WHAT YOU SHOULD DO: Scan the data for "kind" and copy the lines it appears in.

[Data about app and page elements]
▬▬▬
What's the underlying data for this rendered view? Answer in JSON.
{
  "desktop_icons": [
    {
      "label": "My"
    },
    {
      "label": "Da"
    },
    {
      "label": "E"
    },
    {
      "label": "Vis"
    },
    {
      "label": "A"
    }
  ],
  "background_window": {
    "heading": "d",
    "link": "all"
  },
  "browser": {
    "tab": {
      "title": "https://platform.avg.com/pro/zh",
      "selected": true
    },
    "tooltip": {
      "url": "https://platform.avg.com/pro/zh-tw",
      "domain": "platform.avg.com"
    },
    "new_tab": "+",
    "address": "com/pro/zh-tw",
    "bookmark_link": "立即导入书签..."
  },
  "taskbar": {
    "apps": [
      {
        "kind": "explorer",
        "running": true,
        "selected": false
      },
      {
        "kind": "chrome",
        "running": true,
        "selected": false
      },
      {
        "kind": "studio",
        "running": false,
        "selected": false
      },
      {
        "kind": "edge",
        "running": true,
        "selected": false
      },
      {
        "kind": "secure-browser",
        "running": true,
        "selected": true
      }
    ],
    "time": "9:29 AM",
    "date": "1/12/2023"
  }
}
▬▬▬
WRITTEN RESPONSE:
        "kind": "explorer",
        "kind": "chrome",
        "kind": "studio",
        "kind": "edge",
        "kind": "secure-browser",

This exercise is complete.